(Dataset items)
◇ ◇ ◇

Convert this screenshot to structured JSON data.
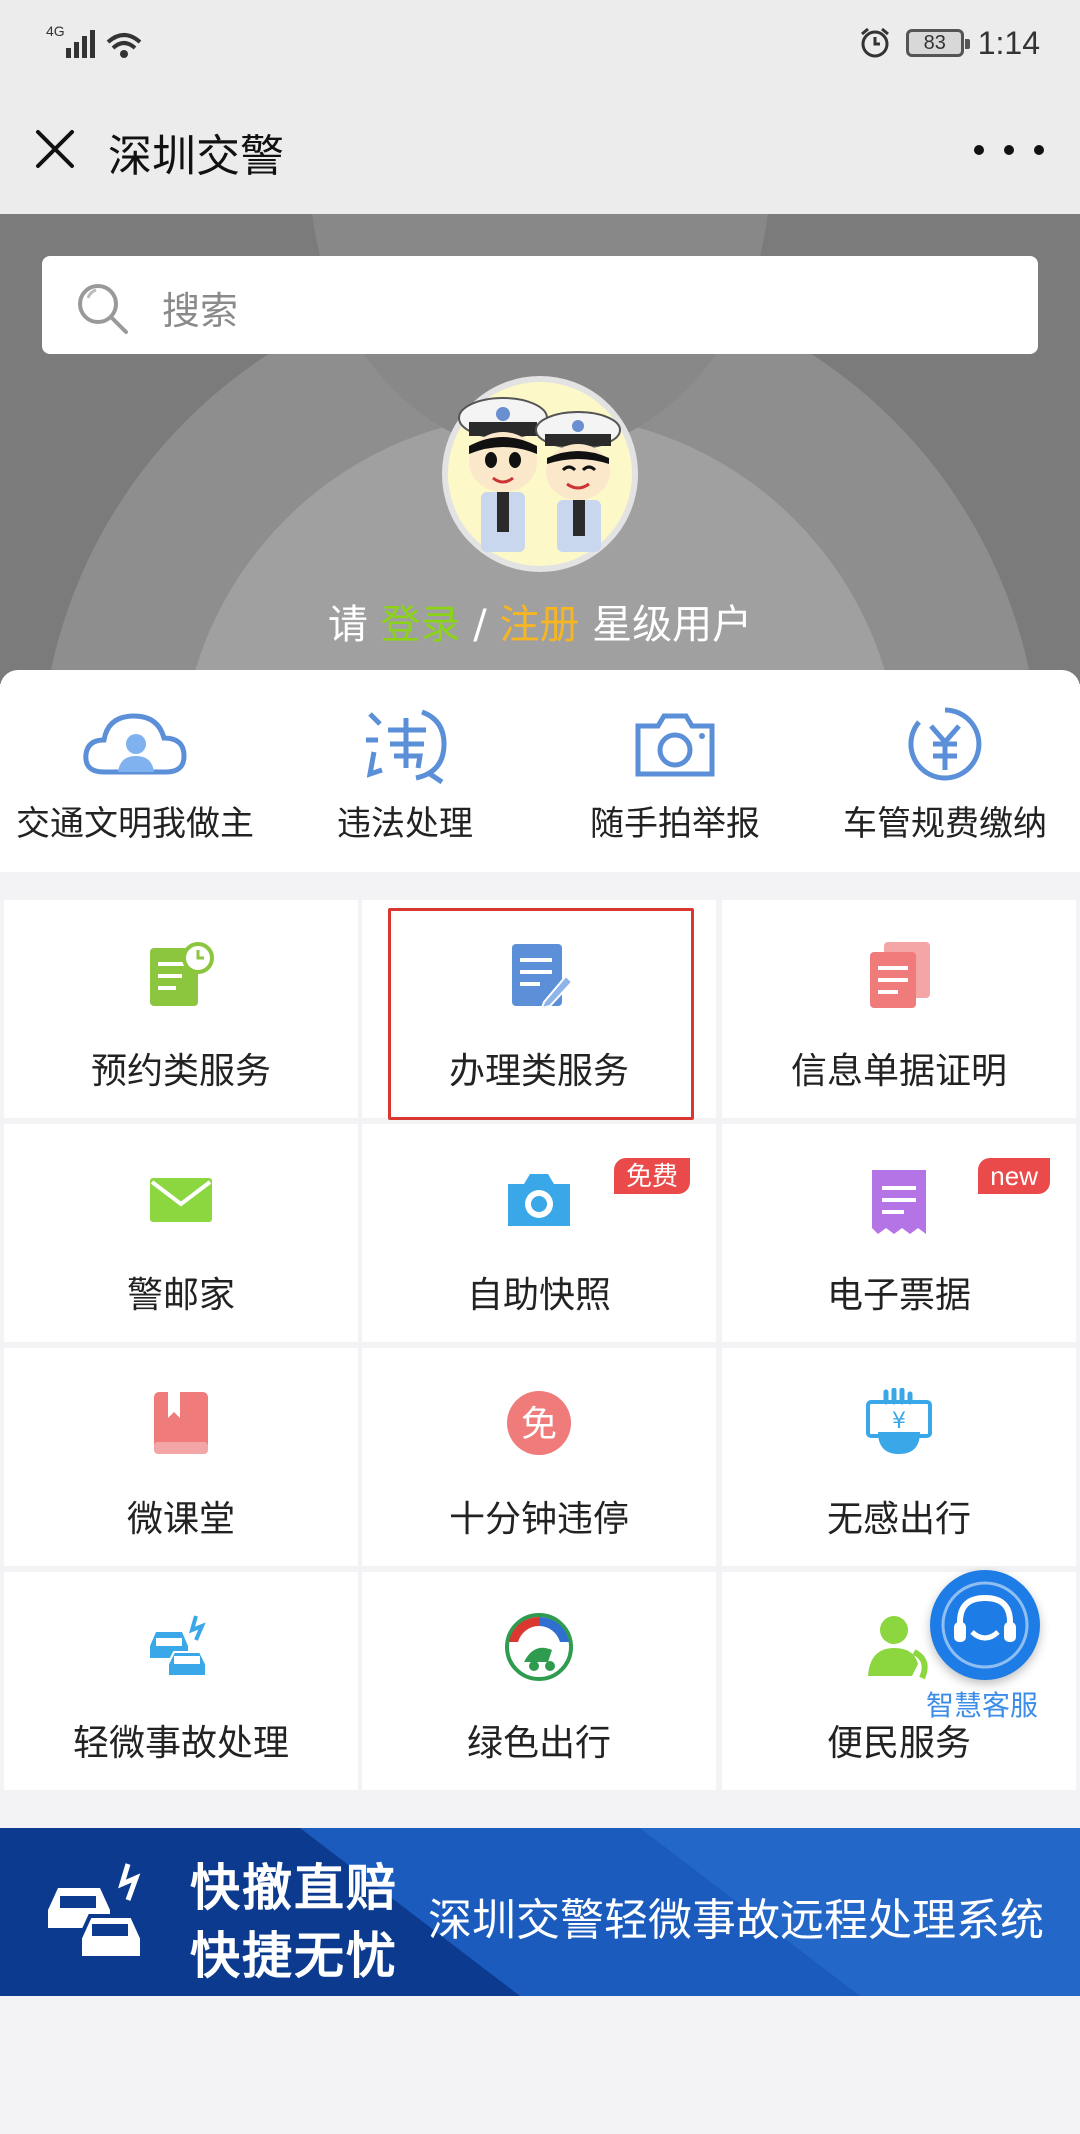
{
  "status_bar": {
    "network": "4G",
    "battery": "83",
    "time": "1:14"
  },
  "nav": {
    "title": "深圳交警"
  },
  "search": {
    "placeholder": "搜索"
  },
  "login": {
    "prefix": "请",
    "login_link": "登录",
    "separator": "/",
    "register_link": "注册",
    "suffix": "星级用户"
  },
  "quick_services": [
    {
      "label": "交通文明我做主",
      "icon": "cloud-user-icon"
    },
    {
      "label": "违法处理",
      "icon": "violation-icon"
    },
    {
      "label": "随手拍举报",
      "icon": "camera-icon"
    },
    {
      "label": "车管规费缴纳",
      "icon": "yuan-icon"
    }
  ],
  "grid": [
    {
      "label": "预约类服务",
      "icon": "appointment-icon",
      "color": "#8cc63f"
    },
    {
      "label": "办理类服务",
      "icon": "document-edit-icon",
      "color": "#5b8fd8",
      "selected": true
    },
    {
      "label": "信息单据证明",
      "icon": "documents-icon",
      "color": "#ef7b7b"
    },
    {
      "label": "警邮家",
      "icon": "mail-icon",
      "color": "#8cd63f"
    },
    {
      "label": "自助快照",
      "icon": "camera-icon",
      "color": "#3aa8e8",
      "badge": "免费"
    },
    {
      "label": "电子票据",
      "icon": "receipt-icon",
      "color": "#b574e6",
      "badge": "new"
    },
    {
      "label": "微课堂",
      "icon": "book-icon",
      "color": "#ef7b7b"
    },
    {
      "label": "十分钟违停",
      "icon": "free-parking-icon",
      "color": "#ef7b7b",
      "glyph": "免"
    },
    {
      "label": "无感出行",
      "icon": "hand-payment-icon",
      "color": "#3aa8e8"
    },
    {
      "label": "轻微事故处理",
      "icon": "car-accident-icon",
      "color": "#3aa8e8"
    },
    {
      "label": "绿色出行",
      "icon": "green-travel-icon",
      "color": "#2e9b4e"
    },
    {
      "label": "便民服务",
      "icon": "phone-person-icon",
      "color": "#8cd63f"
    }
  ],
  "floating": {
    "label": "智慧客服"
  },
  "banner": {
    "line1": "快撤直赔",
    "line2": "快捷无忧",
    "system": "深圳交警轻微事故远程处理系统"
  }
}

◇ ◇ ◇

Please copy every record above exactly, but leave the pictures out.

Convert this screenshot to structured JSON data.
{
  "status_bar": {
    "network": "4G",
    "battery": "83",
    "time": "1:14"
  },
  "nav": {
    "title": "深圳交警"
  },
  "search": {
    "placeholder": "搜索"
  },
  "login": {
    "prefix": "请",
    "login_link": "登录",
    "separator": "/",
    "register_link": "注册",
    "suffix": "星级用户"
  },
  "quick_services": [
    {
      "label": "交通文明我做主",
      "icon": "cloud-user-icon"
    },
    {
      "label": "违法处理",
      "icon": "violation-icon"
    },
    {
      "label": "随手拍举报",
      "icon": "camera-icon"
    },
    {
      "label": "车管规费缴纳",
      "icon": "yuan-icon"
    }
  ],
  "grid": [
    {
      "label": "预约类服务",
      "icon": "appointment-icon",
      "color": "#8cc63f"
    },
    {
      "label": "办理类服务",
      "icon": "document-edit-icon",
      "color": "#5b8fd8",
      "selected": true
    },
    {
      "label": "信息单据证明",
      "icon": "documents-icon",
      "color": "#ef7b7b"
    },
    {
      "label": "警邮家",
      "icon": "mail-icon",
      "color": "#8cd63f"
    },
    {
      "label": "自助快照",
      "icon": "camera-icon",
      "color": "#3aa8e8",
      "badge": "免费"
    },
    {
      "label": "电子票据",
      "icon": "receipt-icon",
      "color": "#b574e6",
      "badge": "new"
    },
    {
      "label": "微课堂",
      "icon": "book-icon",
      "color": "#ef7b7b"
    },
    {
      "label": "十分钟违停",
      "icon": "free-parking-icon",
      "color": "#ef7b7b",
      "glyph": "免"
    },
    {
      "label": "无感出行",
      "icon": "hand-payment-icon",
      "color": "#3aa8e8"
    },
    {
      "label": "轻微事故处理",
      "icon": "car-accident-icon",
      "color": "#3aa8e8"
    },
    {
      "label": "绿色出行",
      "icon": "green-travel-icon",
      "color": "#2e9b4e"
    },
    {
      "label": "便民服务",
      "icon": "phone-person-icon",
      "color": "#8cd63f"
    }
  ],
  "floating": {
    "label": "智慧客服"
  },
  "banner": {
    "line1": "快撤直赔",
    "line2": "快捷无忧",
    "system": "深圳交警轻微事故远程处理系统"
  }
}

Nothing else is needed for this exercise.